In our game-based learning program overview, Sun Prairie Area School District educator Mary Headington shared the story of Susan, a student in her class who typically struggled with coursework. Susan was discouraged by her struggles with her coursework and consequently had a hard time believing she was smart. Mary often wrestled with the best way to help Susan, and when she started to use game-based learning in her classroom, something amazing happened.

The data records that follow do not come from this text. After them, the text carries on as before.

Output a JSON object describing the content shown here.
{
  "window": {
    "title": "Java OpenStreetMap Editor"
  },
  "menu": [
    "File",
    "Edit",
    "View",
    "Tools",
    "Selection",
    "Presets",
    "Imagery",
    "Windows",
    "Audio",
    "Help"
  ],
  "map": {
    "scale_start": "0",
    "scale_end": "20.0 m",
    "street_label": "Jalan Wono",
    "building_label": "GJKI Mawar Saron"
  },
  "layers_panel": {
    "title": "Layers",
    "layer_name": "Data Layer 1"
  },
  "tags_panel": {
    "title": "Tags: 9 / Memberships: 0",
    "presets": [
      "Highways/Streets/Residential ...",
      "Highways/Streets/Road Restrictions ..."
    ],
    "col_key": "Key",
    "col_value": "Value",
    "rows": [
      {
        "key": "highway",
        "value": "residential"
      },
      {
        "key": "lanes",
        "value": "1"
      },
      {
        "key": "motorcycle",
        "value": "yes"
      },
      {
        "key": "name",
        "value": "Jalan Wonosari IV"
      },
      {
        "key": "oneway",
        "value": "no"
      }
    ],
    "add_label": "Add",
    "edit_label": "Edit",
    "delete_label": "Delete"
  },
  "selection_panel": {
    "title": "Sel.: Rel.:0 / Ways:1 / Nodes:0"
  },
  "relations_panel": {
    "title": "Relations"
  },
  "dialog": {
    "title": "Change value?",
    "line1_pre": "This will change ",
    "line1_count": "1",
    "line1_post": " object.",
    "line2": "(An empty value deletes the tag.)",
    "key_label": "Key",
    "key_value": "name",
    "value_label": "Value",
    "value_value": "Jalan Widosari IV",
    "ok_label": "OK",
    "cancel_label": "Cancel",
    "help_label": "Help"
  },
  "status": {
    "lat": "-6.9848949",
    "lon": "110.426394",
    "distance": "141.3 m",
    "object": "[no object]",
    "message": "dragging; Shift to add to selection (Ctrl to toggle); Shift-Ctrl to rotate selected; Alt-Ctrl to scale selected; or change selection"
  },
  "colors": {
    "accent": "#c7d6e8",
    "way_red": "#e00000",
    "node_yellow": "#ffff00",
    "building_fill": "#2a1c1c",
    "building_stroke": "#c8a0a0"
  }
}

During gameplay time, Mary was intrigued to see that students would often ask Susan for help. Mary observed that students who typically struggle in class aren’t afraid of failure - so they’re quick to explore, experiment, and immerse themselves in a game-based learning unit. Students who typically excelled in class would struggle because they were unfamiliar with this mode of learning and afraid to do something wrong - they were afraid to fail. This surprising dynamic meant that as gameplay continued, the students at the top of the class would ask Susan for help, an inversion that wasn’t lost on Susan. In fact, it didn’t take long before Susan proudly proclaimed, “I’m smart!” as she returned to her desk after helping a classmate.
"Students that are successful in the game can take on a teaching role, which makes them think at a higher level because they have to explain and assist students that might struggle. The game affords students the opportunity to teach each other and, in turn, learn better on both the high and low end."
- Mary Headington, Sun Prairie Area School District
Of the many advantages that game-based learning offers, perhaps the most transformative is how games can engage struggling students. In addition to having a higher tolerance for failure, struggling students benefit from a game’s ability to provide a self-paced learning experience and a familiar, comfortable environment.
Susan’s story is a demonstration of why games resonate with struggling students. With an increased emphasis on standardized testing, failure is pigeonholed as a bad thing in K12 education. However, failure has the ability to create a growth-oriented mindset that will serve students far beyond graduation. Games provide students with a safe space to fail and experiment with content, which can build essential 21st century skills such as critical thinking and creative problem solving. Not to mention fostering a positive identity for students who find a new way to experience the thrill of learning something new.
Personalized Learning Experience
While games create a sense of competition in the classroom, they also allow students to create learning experiences that proceed at their own pace. Depending on how the teacher decides to use games in the classroom, students who participate in gameplay independently are invited to engage with the content until they have fully grasped the concepts and are ready to continue to the next level. They’re not forced to learn at the same speed as their classmates.
In a 2012 Nielsen study of tablet-owning households, 77% of respondents said children under the age of 12 played games on tablets and 57% said that children access educational apps. And that was 5 years ago. Children today are “digital natives,” growing up with games and apps on desktop and mobile devices. The level of digital literacy these children possess can in some cases surpass their individual academic literacies. Games are a comfortable, known space that allows students to fully immerse themselves in the content being presented because they’re already familiar with the medium. Not every student will enter class with the same level of digital literacy, but properly scaffolded, high-quality learning games will offer students an intuitive user interface, supporting their learning efforts.
This is not an exhaustive list of the ways in which games are able to support struggling or underperforming students. This is simply the tip of the iceberg, and we learn more every day from our teacher allies in the field. If you’re using games in your classroom, how have you noticed their impact on struggling or underperforming students? Let's keep the conversation going over on our Facebook or Twitter!